How to review a book? I keep returning to this perplexing question, allergic as I am to review models that demand you ought to do this or do that, or to represent the content of a book in such detail there is no point in reading it. I love reading reviews that entice me to read a book, without ruining the potential reading experience, that offer criticism for the sake of creating not breaking, an idea Virginia Woolf played with.
I think I am a gut reviewer who takes eons reading and writing. There are so many doors and windows, walls and sidepaths, stairways and stairwells, to experience along the way. Reviewing is a way of re-presenting a reading experience, of translating the moment where you drift and stall, ponder and puzzle, or the moment where you feel the poem and its ripple effects, or the way a truckload of questions might ferment, pleasingly. It can be so unexpected. Recently reading and reviewing Joan Fleming’s Song is Less and Katherine Rundell’s Why You Should Read Children’s Books: Even Though You Are So Old and Wise epitomised this for me. It also applies to the trove of children’s picture books I am currently reviewing on Poetry Box.
Reading a poem, is a sequence of diversions or hauntings, a soothing balm or disconcerting spike. The thought of holding a yardstick up to a poem with a provisional set of rules or entrenched poetry etiquette makes me feel nauseous. And yes, the book that captivates me, that fills me with reading joy, might infuriate you, leave you unsatisfied. Pick up a book and you activate your own version of it.
If it is a matter of getting a book, I think it is a matter of receiving it. This means opening arms wide to embrace what a poetry book might do. I am also drawn to review fiction and nonfiction on the blog so maybe Book Shelf seems a more apt label – but the blog’s origins are in poetry and it is still my aim to provide space and occasions for poetry in Aotearoa.
Poetry Shelf started out in response to a paucity of poetry reviews in Aotearoa. Today there are so many avenues for celebrating poetry, poetry books, poets and performances, both online and in print media: for example, Landfall-on-Line, Poetry NZ, The Listener, Starling, Kete Books, The Spin Off, the revitalised NZ Review of Books. Poetry makes innovative and crucial appearances at our literary festivals, the small ones and the big ones!

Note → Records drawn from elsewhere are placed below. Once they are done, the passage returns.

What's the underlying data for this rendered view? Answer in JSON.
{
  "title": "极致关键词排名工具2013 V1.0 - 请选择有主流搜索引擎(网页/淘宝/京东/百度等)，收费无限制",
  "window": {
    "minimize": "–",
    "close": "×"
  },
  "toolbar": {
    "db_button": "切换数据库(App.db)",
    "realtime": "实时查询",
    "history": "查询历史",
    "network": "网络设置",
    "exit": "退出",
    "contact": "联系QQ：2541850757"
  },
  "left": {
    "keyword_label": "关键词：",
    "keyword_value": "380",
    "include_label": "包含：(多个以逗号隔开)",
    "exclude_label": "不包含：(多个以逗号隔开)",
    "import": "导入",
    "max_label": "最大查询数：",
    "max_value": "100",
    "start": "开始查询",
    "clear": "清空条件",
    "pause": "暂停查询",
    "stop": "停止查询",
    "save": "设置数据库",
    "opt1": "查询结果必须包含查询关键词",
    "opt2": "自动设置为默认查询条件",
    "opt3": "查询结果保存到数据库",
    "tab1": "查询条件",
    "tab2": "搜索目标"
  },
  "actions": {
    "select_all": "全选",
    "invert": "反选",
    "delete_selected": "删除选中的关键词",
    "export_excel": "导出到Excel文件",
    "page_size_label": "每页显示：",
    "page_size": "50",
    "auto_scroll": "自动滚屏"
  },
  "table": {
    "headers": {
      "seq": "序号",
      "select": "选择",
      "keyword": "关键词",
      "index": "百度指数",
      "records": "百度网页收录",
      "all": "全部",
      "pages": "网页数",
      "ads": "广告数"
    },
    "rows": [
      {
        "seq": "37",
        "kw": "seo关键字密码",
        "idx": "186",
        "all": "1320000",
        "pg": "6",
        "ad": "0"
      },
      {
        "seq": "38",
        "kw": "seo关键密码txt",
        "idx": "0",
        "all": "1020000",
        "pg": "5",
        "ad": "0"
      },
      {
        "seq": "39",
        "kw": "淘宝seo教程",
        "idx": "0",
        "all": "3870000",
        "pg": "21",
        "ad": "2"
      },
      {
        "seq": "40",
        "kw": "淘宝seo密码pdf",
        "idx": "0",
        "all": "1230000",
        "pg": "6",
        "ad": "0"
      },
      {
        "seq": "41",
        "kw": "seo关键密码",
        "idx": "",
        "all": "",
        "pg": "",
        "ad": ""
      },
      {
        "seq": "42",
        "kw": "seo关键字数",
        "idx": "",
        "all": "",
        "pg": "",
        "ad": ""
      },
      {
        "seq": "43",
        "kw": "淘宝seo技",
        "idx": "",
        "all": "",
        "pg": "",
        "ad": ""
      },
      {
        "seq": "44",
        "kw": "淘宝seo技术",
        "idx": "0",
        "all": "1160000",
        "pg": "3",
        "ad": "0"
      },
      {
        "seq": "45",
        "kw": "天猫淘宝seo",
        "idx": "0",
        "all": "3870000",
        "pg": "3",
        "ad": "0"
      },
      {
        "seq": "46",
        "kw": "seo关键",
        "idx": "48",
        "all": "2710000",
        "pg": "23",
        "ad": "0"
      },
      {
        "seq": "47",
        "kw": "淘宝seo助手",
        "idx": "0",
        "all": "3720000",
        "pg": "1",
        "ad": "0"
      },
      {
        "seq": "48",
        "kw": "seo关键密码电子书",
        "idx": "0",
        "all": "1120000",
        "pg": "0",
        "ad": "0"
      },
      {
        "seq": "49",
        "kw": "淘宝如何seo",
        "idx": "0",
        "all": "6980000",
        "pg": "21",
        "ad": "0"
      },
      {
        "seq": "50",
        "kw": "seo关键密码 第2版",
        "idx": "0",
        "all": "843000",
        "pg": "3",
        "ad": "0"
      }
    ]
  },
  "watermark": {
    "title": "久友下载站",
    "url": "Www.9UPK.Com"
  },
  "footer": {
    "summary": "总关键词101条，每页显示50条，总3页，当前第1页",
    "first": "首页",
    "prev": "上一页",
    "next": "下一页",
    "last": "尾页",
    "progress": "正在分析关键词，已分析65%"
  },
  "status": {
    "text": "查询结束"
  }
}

Poetry communities get together and perform work, drawing together audiences in ways that are energised and inspiring.
The past year has been a tough road for me, as I recover from my bone marrow transplant and boulders surface along the way – but reading, writing and blogging have been such a crucial anchor. I am currently running on 8 tablespoons of energy a day which means I choose carefully what I do. I am no longer prompt at answering emails, and I only post one review a week tops. Ah, I have so many blog ideas that sit in the waiting room and I still have to get the series of place poems online.
Sometimes I fill with despair and raging self doubt, maybe at a review I have just written or the enticing stack of books on my desk. Yet books, writing and blogging are a vital way of connecting with the world, with ideas, feelings, startle moments. A poem can pull you in so closely, so intimately, to inhabit a time or a place, it is transcendental. You rise above daily routines and you experience an uplift of body and spirit. Like an essential oil. This also works for me with reviews. I have read a few “lazy” reviews lately that have irritated me so much; badly written, as far from the book I have read as you can imagine, cribbing from publicity material, a seemingly scant history of reading widely, criticism for the sake of criticism rather than enhancing what fiction, poetry, writing can do within a vibrant range of styles, forms, subject matter, points-of-view.
I may not answer your emails – I am not yet using Poetry Shelf as a regular noticeboard – but slowly, step by step, small review by small review, featured poem by featured poem, I aim to furnish a space that demonstrates the width and breadth, the heart and lungs, the vital pulse of reading and writing poetry in Aotearoa. My blog is nothing without you, the reader, the writer, the fans of poetry, books, conversation. Thank you to everyone who helps make Poetry Shelf work as a community of voices.
I love your description of reviewing. All the best with managing your energy so that you can keep creating.